Collection entries
···

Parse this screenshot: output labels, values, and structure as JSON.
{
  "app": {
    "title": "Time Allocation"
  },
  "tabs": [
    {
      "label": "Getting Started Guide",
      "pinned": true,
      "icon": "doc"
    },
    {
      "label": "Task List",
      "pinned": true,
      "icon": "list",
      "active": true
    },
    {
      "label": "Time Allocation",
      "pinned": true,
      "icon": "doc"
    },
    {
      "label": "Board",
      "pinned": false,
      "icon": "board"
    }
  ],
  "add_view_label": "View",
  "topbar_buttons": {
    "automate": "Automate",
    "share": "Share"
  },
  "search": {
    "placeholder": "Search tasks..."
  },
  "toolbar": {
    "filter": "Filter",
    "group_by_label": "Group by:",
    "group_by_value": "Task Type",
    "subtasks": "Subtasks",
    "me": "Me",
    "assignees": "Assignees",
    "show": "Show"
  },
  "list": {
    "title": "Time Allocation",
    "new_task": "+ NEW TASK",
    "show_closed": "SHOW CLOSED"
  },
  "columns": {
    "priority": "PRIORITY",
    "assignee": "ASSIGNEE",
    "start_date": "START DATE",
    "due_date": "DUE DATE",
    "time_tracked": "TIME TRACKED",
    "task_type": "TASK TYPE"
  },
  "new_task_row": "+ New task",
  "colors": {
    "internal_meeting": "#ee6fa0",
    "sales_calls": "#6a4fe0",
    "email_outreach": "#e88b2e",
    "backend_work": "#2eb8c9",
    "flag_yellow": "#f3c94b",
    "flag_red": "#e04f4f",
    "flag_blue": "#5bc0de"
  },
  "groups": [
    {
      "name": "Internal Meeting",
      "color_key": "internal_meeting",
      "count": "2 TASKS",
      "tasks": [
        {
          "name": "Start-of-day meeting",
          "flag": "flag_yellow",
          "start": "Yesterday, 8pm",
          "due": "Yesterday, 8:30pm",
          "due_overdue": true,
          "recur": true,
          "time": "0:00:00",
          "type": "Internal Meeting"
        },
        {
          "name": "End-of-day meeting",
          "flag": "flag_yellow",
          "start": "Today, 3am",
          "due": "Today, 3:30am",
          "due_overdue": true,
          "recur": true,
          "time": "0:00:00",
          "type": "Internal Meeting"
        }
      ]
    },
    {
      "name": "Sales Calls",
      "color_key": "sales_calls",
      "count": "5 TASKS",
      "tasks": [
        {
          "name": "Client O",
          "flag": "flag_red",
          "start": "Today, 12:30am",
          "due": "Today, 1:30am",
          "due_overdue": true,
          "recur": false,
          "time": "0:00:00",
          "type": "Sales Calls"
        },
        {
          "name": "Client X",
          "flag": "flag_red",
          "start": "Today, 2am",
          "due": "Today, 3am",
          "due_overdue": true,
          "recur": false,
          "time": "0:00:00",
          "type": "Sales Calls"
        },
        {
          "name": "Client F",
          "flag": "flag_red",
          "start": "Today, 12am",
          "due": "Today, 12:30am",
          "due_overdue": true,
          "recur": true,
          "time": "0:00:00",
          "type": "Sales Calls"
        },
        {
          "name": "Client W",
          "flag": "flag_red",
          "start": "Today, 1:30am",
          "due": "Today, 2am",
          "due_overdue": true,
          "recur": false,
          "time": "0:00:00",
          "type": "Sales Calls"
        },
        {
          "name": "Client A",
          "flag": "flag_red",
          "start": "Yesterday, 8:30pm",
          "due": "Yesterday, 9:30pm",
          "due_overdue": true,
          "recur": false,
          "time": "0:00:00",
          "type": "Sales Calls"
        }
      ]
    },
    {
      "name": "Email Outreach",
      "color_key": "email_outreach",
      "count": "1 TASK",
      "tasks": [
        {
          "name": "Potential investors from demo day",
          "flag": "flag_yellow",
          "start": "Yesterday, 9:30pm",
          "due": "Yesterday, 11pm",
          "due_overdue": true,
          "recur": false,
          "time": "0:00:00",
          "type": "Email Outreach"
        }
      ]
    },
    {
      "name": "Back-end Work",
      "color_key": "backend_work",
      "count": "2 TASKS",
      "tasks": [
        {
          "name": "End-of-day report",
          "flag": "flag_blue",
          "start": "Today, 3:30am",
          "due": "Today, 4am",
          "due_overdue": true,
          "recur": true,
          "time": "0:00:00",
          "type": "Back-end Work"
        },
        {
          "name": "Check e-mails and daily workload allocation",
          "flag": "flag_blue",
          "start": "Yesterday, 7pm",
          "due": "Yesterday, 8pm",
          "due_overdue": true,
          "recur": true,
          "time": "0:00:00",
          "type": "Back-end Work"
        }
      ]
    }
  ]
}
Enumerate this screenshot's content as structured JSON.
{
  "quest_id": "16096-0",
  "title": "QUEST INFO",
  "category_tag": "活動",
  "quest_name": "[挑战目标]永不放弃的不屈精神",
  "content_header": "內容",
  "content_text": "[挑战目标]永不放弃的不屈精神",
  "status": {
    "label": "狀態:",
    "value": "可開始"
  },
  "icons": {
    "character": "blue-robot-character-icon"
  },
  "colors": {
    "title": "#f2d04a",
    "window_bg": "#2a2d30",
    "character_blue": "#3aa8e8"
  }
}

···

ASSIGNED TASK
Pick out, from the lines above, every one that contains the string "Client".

COMPLETED EXERCISE
          "name": "Client O",
          "name": "Client X",
          "name": "Client F",
          "name": "Client W",
          "name": "Client A",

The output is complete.